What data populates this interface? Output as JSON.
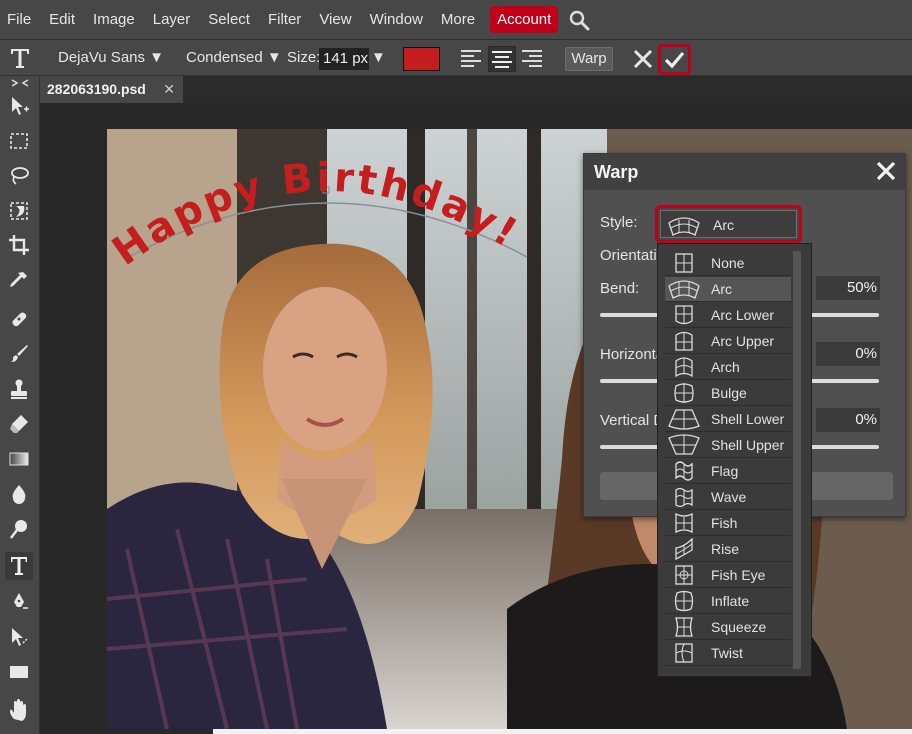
{
  "menubar": {
    "items": [
      "File",
      "Edit",
      "Image",
      "Layer",
      "Select",
      "Filter",
      "View",
      "Window",
      "More"
    ],
    "account": "Account",
    "accent": "#c0001a"
  },
  "options": {
    "tool_icon": "type-tool-icon",
    "font_family": "DejaVu Sans ▼",
    "font_style": "Condensed ▼",
    "size_label": "Size:",
    "size_value": "141 px",
    "size_arrow": "▼",
    "text_color": "#c41e1e",
    "warp_label": "Warp"
  },
  "tab": {
    "name": "282063190.psd",
    "close": "✕"
  },
  "canvas": {
    "text": "Happy Birthday!",
    "text_color": "#c41e1e"
  },
  "warp": {
    "title": "Warp",
    "style_label": "Style:",
    "style_value": "Arc",
    "orientation_label": "Orientation:",
    "bend_label": "Bend:",
    "bend_value": "50%",
    "horizontal_label": "Horizontal Distortion:",
    "horizontal_value": "0%",
    "vertical_label": "Vertical Distortion:",
    "vertical_value": "0%",
    "styles": [
      "None",
      "Arc",
      "Arc Lower",
      "Arc Upper",
      "Arch",
      "Bulge",
      "Shell Lower",
      "Shell Upper",
      "Flag",
      "Wave",
      "Fish",
      "Rise",
      "Fish Eye",
      "Inflate",
      "Squeeze",
      "Twist"
    ],
    "selected_style": "Arc"
  }
}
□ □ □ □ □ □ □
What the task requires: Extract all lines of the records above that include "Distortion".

Answer space:
    "horizontal_label": "Horizontal Distortion:",
    "vertical_label": "Vertical Distortion:",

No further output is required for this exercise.